By Gwyn Wright
A FORMER Avon lady was left to die on the floor of her apartment in Mossley after she swallowed a lethal cocktail of morphine tablets and sleeping pills during a drug binge with her cousin.
Emma Edwards, 29, of Waterton Lane, had been taking the drugs with Karl Woodhead but when she collapsed, he failed to call an ambulance and fled the property.
Miss Edwards was later found dead by another friend who was visiting the flat for a sleepover.
Toxicology tests showed a high concentration of morphine in her blood, plus traces of zopiclone and the anti-epilepsy drug pregabalin.
At an inquest in Stockport, Woodhead, 38, of Mossley, was due to give evidence about the tragedy on October 15 last year but failed to show after he was admitted to hospital following a overdose of diazepam.
The hearing was told Miss Edwards who became an Avon rep in 2016 and lived alone in Mossley had been taking drugs to block out memories of bullying in her childhood.
Her mother Cheryl Edwards told the hearing: “She was a lovely, bubbly girl. She had a lot of friends but when she was poorly, she was very, very poorly. When she was bubbly, she was high on life, when she was poorly nobody saw her.
”She had had a lot of problems with her mental health going back to her childhood and I knew she was on drugs from the very start. She smoked heroin, cannabis and took a lot of tablets. I tried to help her, but she lived on her own and it would just be ‘yes mum, no mum’ and then she would do what she wanted anyway.
“She took them to hide what she was going through. She was bullied a lot at school and did not have much confidence.”
Mrs Edwards added: “I saw her the day before she died. She was very upset because her partner had not come home over the weekend and she was okay when she first turned up, and then it was as if she had taken something just before she came to see me.

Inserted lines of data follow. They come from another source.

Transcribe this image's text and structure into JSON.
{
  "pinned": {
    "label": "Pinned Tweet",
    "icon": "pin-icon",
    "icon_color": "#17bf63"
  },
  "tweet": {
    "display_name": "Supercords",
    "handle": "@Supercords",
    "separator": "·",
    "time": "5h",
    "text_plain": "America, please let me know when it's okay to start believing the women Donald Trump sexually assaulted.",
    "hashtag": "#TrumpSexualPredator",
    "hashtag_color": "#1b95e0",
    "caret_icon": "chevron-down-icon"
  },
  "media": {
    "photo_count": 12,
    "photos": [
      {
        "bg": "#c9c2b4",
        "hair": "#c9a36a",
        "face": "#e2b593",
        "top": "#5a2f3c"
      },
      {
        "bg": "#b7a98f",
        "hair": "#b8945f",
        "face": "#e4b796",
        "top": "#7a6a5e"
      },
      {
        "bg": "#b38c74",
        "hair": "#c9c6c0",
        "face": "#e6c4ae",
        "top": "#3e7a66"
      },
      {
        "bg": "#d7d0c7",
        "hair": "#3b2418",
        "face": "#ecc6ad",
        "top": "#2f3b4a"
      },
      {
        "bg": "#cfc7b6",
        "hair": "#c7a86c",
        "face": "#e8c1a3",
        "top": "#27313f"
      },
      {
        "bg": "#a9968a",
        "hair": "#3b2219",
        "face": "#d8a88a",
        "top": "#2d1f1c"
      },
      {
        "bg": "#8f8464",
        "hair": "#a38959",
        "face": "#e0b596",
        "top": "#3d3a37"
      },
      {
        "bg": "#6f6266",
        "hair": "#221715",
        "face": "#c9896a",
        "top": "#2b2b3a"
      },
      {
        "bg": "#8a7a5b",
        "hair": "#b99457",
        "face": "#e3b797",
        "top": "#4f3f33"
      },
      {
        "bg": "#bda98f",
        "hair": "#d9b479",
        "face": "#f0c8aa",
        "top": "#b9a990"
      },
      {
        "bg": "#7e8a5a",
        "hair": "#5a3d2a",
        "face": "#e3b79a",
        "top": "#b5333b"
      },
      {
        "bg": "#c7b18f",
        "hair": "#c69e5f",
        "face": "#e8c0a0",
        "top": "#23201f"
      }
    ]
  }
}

“Her eyes had sunk red and she couldn’t even look at me straight. I let her have a sleep in my room, but she left at 6pm to get home. Karl Woodhead stayed there sometimes as he was homeless. A couple of weeks after she died, I bumped into him and asked him why he left her.
”He said she was still breathing at 8am but had been taking tablets the night before. He watched her do it. I don’t understand why he didn’t phone for an ambulance after taking all those tablets?’.”
Family friend Anthony Griffiths said: “It was only the first or second time I went to her house. She seemed like she was sleeping and her cousin Karl Woodhead answered the door. She was making a grunting noise and I asked Karl whether she was okay. I said she didn’t seem right and didn’t seem normal. I said: ‘we should phone for an ambulance’ and he said she had taken some tablets.
“She also told me she had taken drugs and was very honest. We had discussions about calling an ambulance, but Karl said it was normal. I didn’t know he stayed with her from time to time and continued talking to him at the property. Emma just seemed as though she was asleep and she was breathing.
“I did not fall asleep immediately as Karl was talking but I did then fall asleep and woke up the following afternoon between noon and 1pm. Karl wasn’t there and Emma was in the same place. I said ‘Emma wake up’ but she did not wake up and I phoned for an ambulance straight away. They arrived and was told me she had died.”
Senior police coroners officer Rita Wilkinson said: ‘Mr Woodhead was known to police and known to be homeless. On October 11 this year, he was admitted to Tameside Hospital after an overdose of diazepam. He had a broken ankle.
”He is aware of these proceedings but is clearly unwell. We have been trying to make contact with him, but I am not sure you would get the clarity of evidence you require if he were here today.’
Det Con Rachel Derby told the inquest: ‘’Mr Griffiths gave the same account he has given the inquest when officers spoke to him. He said he did not know Mr Woodhead and a hospital bracelet with Mr Woodhead’s name on was found on Emma’s bed.”
Conclusion: Narrative verdict. Drug related death.